| Work to complete |
What are the lines from the one with "What data populates" through the end of the records below, written out exactly and without the pictures?
** The data follows **
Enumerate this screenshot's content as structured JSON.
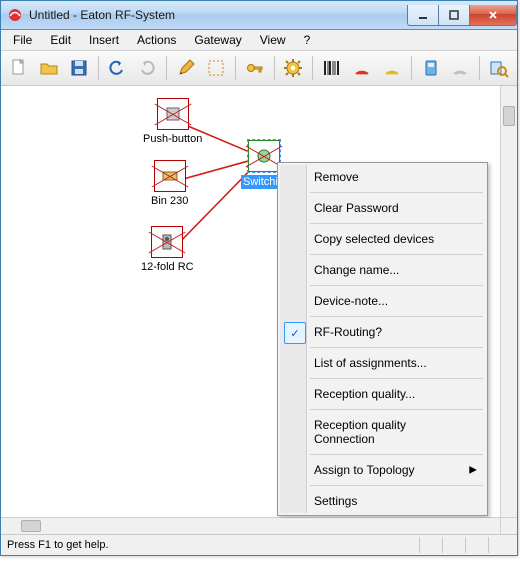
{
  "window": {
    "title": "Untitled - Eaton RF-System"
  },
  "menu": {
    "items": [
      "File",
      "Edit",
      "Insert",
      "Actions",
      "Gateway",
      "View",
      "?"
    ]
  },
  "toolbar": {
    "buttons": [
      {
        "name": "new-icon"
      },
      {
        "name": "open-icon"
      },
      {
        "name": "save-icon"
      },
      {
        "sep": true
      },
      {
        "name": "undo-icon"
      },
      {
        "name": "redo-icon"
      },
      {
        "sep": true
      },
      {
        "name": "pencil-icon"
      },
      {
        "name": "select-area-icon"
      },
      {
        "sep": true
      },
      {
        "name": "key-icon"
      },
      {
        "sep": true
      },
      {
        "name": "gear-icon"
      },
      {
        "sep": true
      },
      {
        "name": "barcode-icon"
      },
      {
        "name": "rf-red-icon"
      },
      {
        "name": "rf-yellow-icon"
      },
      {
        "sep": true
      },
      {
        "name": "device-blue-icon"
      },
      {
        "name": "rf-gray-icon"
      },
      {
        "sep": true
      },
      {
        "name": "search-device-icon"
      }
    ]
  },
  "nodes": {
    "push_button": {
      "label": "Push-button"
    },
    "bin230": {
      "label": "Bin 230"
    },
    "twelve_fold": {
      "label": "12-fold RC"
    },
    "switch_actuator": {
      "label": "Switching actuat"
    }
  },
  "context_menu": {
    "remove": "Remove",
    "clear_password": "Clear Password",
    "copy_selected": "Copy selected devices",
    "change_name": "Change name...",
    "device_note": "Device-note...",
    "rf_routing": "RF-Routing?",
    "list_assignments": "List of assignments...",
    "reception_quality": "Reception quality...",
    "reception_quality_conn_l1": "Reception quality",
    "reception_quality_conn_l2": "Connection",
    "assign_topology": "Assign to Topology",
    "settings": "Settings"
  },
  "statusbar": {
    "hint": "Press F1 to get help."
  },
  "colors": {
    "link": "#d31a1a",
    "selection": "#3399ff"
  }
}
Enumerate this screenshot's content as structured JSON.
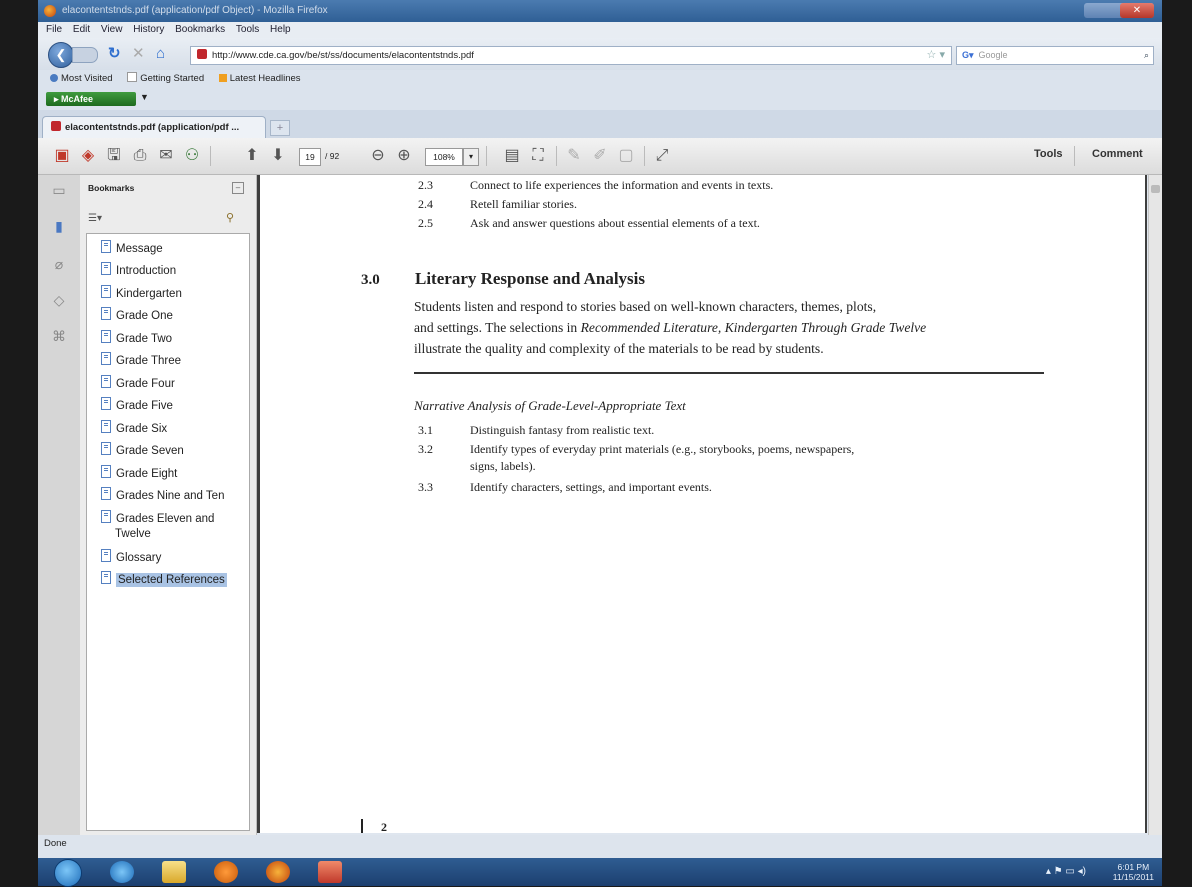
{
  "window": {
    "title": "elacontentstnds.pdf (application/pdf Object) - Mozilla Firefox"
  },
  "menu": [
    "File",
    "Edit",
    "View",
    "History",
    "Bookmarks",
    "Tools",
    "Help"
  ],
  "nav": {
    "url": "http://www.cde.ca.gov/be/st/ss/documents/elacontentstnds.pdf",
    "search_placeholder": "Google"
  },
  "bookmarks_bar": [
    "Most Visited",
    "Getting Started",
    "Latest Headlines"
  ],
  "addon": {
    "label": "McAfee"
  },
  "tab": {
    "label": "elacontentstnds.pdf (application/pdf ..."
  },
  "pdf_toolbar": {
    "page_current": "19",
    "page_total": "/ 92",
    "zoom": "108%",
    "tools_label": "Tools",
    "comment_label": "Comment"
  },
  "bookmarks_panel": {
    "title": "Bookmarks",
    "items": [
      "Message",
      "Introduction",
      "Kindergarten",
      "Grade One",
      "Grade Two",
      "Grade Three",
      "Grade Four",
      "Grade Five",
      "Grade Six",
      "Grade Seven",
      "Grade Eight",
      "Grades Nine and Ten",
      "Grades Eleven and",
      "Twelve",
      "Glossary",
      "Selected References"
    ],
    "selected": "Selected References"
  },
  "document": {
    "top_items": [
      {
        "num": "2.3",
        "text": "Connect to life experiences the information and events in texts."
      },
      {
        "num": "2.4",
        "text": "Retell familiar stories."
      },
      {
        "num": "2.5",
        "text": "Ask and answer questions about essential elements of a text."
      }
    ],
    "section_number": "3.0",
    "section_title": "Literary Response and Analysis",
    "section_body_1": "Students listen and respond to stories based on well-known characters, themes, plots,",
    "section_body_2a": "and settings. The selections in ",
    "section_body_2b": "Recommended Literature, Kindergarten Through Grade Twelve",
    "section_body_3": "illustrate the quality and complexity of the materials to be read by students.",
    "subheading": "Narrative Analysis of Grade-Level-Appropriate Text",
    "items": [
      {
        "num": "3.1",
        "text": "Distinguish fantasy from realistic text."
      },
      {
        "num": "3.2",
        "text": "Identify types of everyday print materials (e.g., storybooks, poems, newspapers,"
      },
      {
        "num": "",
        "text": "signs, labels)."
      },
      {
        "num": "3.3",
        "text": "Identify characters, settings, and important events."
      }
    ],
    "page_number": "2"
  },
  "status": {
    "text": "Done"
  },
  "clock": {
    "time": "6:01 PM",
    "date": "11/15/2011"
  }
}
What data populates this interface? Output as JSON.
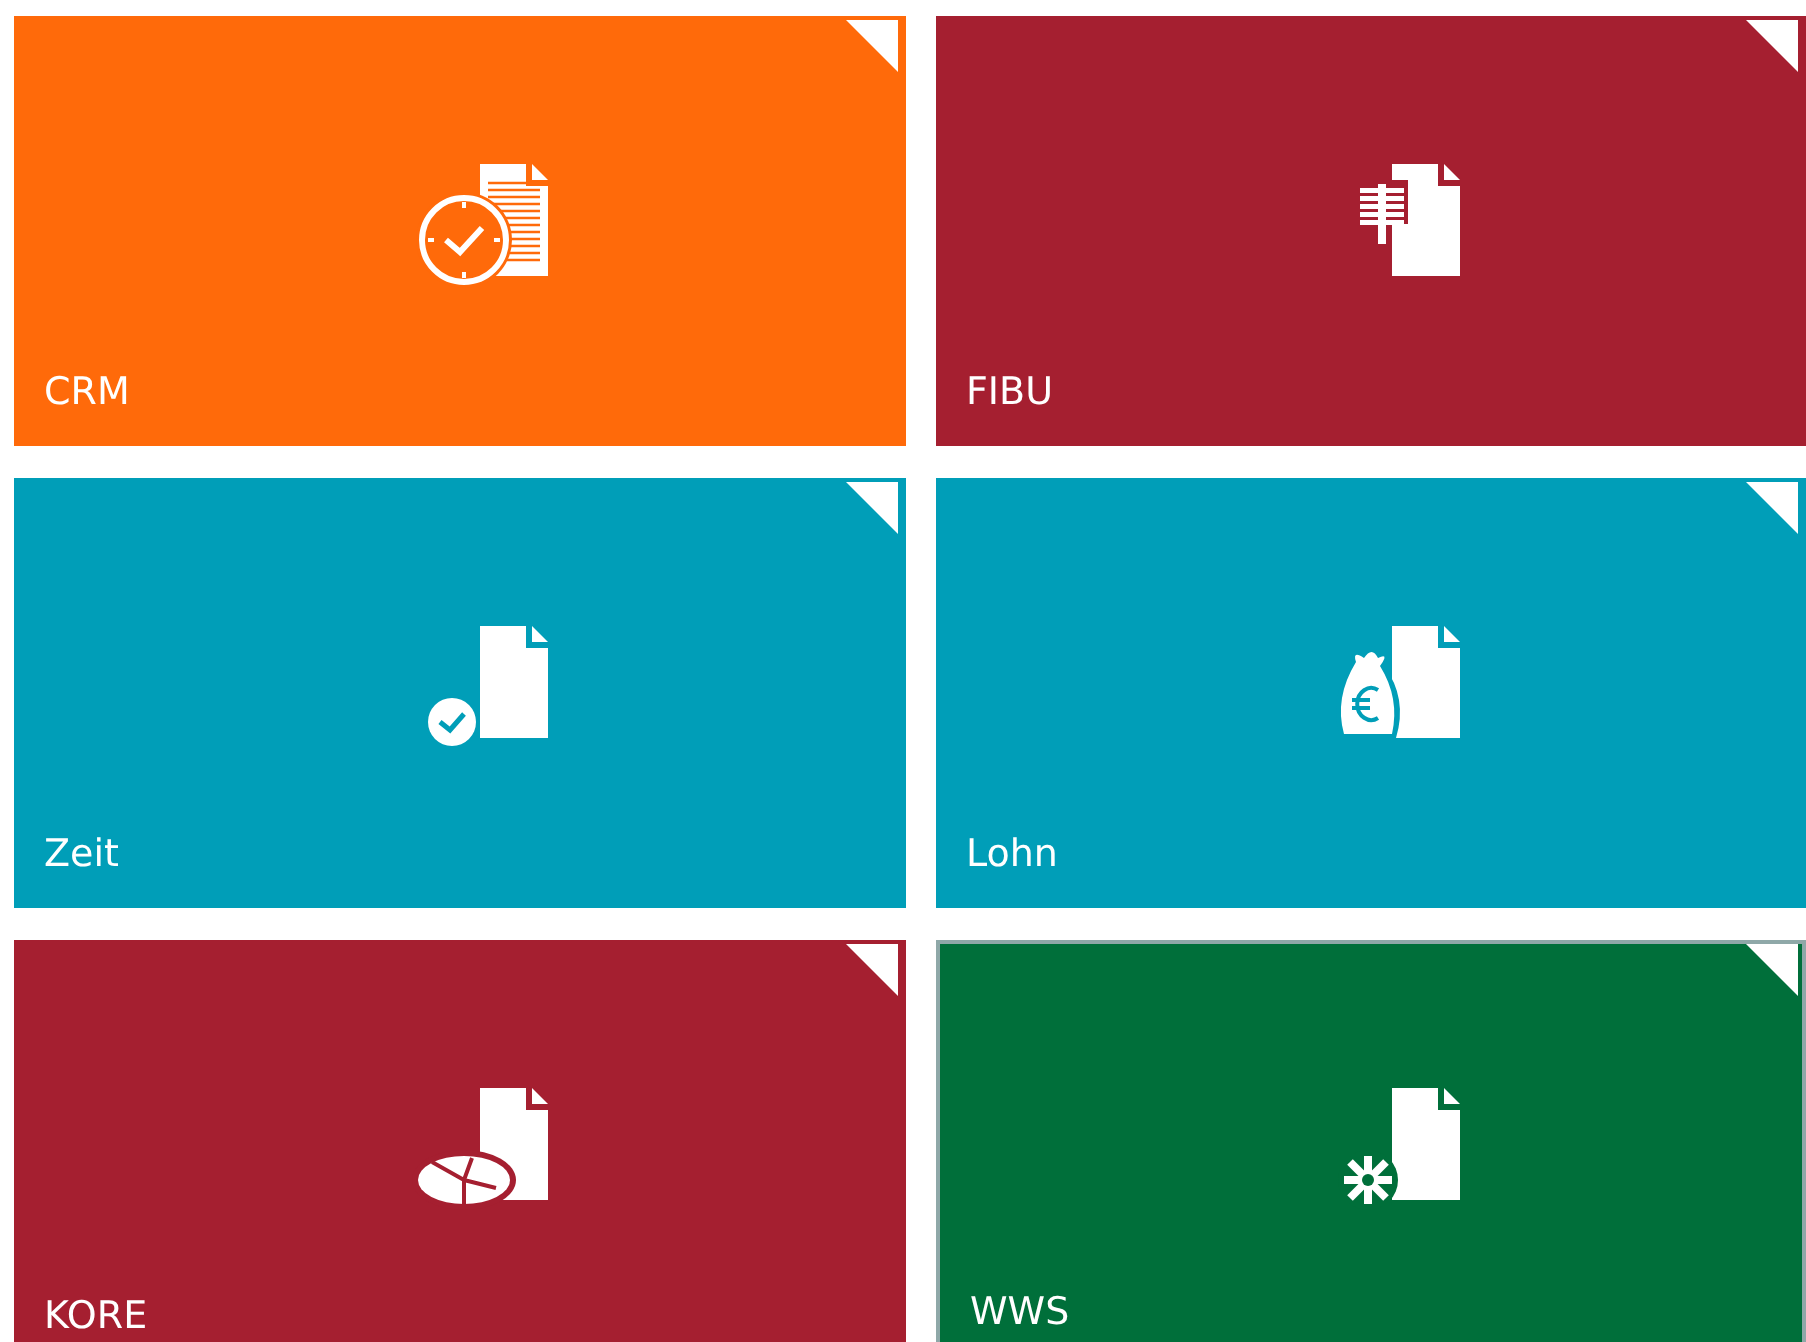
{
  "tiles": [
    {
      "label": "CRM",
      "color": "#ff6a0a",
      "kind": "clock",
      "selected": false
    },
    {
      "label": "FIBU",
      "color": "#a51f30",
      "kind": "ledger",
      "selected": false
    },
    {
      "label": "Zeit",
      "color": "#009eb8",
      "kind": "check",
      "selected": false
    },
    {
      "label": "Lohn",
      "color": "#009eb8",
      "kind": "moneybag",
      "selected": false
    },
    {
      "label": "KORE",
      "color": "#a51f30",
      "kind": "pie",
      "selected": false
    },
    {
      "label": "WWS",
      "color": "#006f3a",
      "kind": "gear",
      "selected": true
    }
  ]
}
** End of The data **
| Answer area |
What data populates this interface? Output as JSON.
{
  "tiles": [
    {
      "label": "CRM",
      "color": "#ff6a0a",
      "kind": "clock",
      "selected": false
    },
    {
      "label": "FIBU",
      "color": "#a51f30",
      "kind": "ledger",
      "selected": false
    },
    {
      "label": "Zeit",
      "color": "#009eb8",
      "kind": "check",
      "selected": false
    },
    {
      "label": "Lohn",
      "color": "#009eb8",
      "kind": "moneybag",
      "selected": false
    },
    {
      "label": "KORE",
      "color": "#a51f30",
      "kind": "pie",
      "selected": false
    },
    {
      "label": "WWS",
      "color": "#006f3a",
      "kind": "gear",
      "selected": true
    }
  ]
}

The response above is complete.